It is like when You know someone who has worked in a resturant or retail before, Cause they don't destroy anything and they are more curtious and do things that help out the worker instead of making more work.
CST can be a First scrub, Second Scrub, Assistant Circulator or Surgical Assistant. And yes We are taught All roles.
Think Boy scouts, "Always be Prepared!" We are not above nor below anyone at the hospital except the Surgeon.
Oct 12, '11[quote=STLin;5729045]Ok I am a bit scared now. I am a current surgical technologist student, We are being taught every role of the OR, though we only get to play surgeon. Our teacher makes sure that we understand every aspect of the OR. We must know the procedure been taken place cause many surgeon's cannot tell you the difference between the different types of clamps or forceps, it is our job to know what they need. We are not nurses yet we do get to work with some of the nurses in our school, and we switch around so we get the feel of everyone's shoes.
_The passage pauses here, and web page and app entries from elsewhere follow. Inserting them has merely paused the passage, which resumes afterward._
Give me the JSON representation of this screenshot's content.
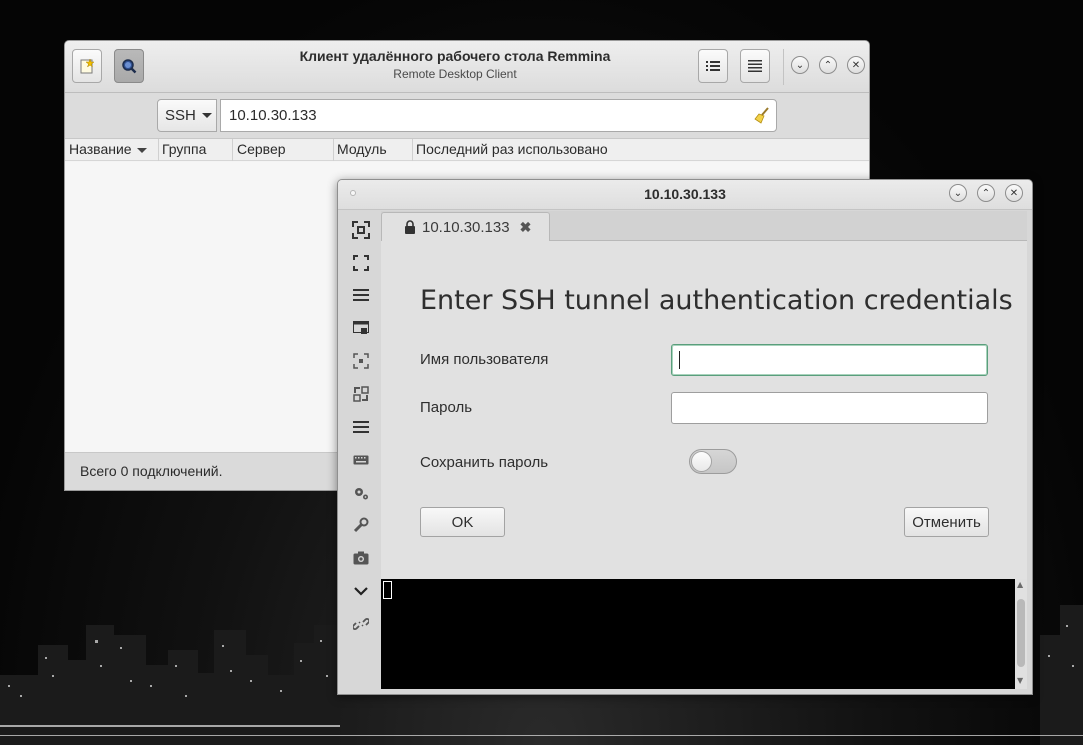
{
  "main_window": {
    "title": "Клиент удалённого рабочего стола Remmina",
    "subtitle": "Remote Desktop Client",
    "toolbar": {
      "new_connection_icon": "new-connection-icon",
      "search_icon": "search-icon",
      "view_list_icon": "list-view-icon",
      "menu_icon": "menu-icon"
    },
    "window_controls": [
      "minimize",
      "maximize",
      "close"
    ],
    "protocol_select": "SSH",
    "server_input_value": "10.10.30.133",
    "columns": [
      "Название",
      "Группа",
      "Сервер",
      "Модуль",
      "Последний раз использовано"
    ],
    "status": "Всего 0 подключений."
  },
  "connection_window": {
    "title": "10.10.30.133",
    "tab": {
      "label": "10.10.30.133",
      "close": "✖"
    },
    "toolbar_icons": [
      "viewport-fullscreen-icon",
      "fullscreen-icon",
      "menu-lines-icon",
      "multi-monitor-icon",
      "scale-fit-icon",
      "scale-expand-icon",
      "menu-lines-icon-2",
      "keyboard-icon",
      "preferences-icon",
      "tools-icon",
      "screenshot-icon",
      "minimize-chevron-icon",
      "disconnect-icon"
    ],
    "auth": {
      "heading": "Enter SSH tunnel authentication credentials",
      "username_label": "Имя пользователя",
      "username_value": "",
      "password_label": "Пароль",
      "password_value": "",
      "save_password_label": "Сохранить пароль",
      "save_password_on": false,
      "ok_button": "OK",
      "cancel_button": "Отменить"
    }
  }
}
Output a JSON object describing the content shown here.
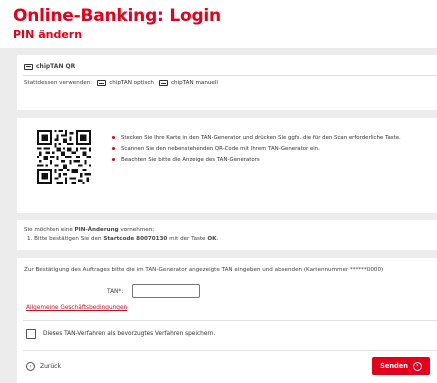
{
  "header": {
    "title": "Online-Banking: Login",
    "subtitle": "PIN ändern"
  },
  "method": {
    "current_label": "chipTAN QR",
    "alternatives_prefix": "Stattdessen verwenden:",
    "alternatives": [
      "chipTAN optisch",
      "chipTAN manuell"
    ]
  },
  "instructions": {
    "bullets": [
      "Stecken Sie Ihre Karte in den TAN-Generator und drücken Sie ggfs. die für den Scan erforderliche Taste.",
      "Scannen Sie den nebenstehenden QR-Code mit Ihrem TAN-Generator ein.",
      "Beachten Sie bitte die Anzeige des TAN-Generators"
    ],
    "qr_icon": "qr-code"
  },
  "order": {
    "intro_pre": "Sie möchten eine ",
    "intro_bold": "PIN-Änderung",
    "intro_post": " vornehmen:",
    "step_pre": "1. Bitte bestätigen Sie den ",
    "step_bold": "Startcode 80070130",
    "step_mid": " mit der Taste ",
    "step_key": "OK",
    "step_end": "."
  },
  "form": {
    "confirm_text": "Zur Bestätigung des Auftrages bitte die im TAN-Generator angezeigte TAN eingeben und absenden (Kartennummer ******0000)",
    "tan_label": "TAN*:",
    "tan_value": "",
    "agb_link": "Allgemeine Geschäftsbedingungen",
    "save_checkbox_label": "Dieses TAN-Verfahren als bevorzugtes Verfahren speichern.",
    "save_checked": false,
    "back_label": "Zurück",
    "send_label": "Senden"
  },
  "colors": {
    "brand": "#e2001a",
    "background": "#ececec"
  }
}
Our teacher will curse and throw the insturments just like some surgeons do and it can be nerve wreaking but we have to remimber "Don't take it personally!" We are being trained not by a regular teacher but by a certified 15yr Tech who cares about who works in the hospital ORs, cause he is not doing it for the pay.
If your "teacher" is telling you a surgeon does not know the difference between clamps etc. that is scary. Instead of throwing things in the OR he should be teaching you how to properly handle it so it STOPS. It also sounds like he really does not know what a RN does, our job is more then just doing, which almost anyone with half a brain could do a lot of, it is the mental/thinking part. ie drug interactions, how & which medication to use and why, what will happen if you give epiphrine vs heparin in a case, allergies, etc. Another reason the circulator needs to be a RN is that we are Licensed, not certified, and document on the case.
This instructor sounds like he fits the saying for healthcare. Those who can do and those who cant teach.
As far as your later post then this one you are right, it is a team and everyone has to work together.
Oct 12, '11[Think Boy scouts, "Always be Prepared!" We are not above nor below anyone at the hospital except the Surgeon.[/quote] Not sure wher you came up with this but if you are thinking like this then you are falling in a trap. We are all equal members of the team but we all have a place in the heriachy of the OR.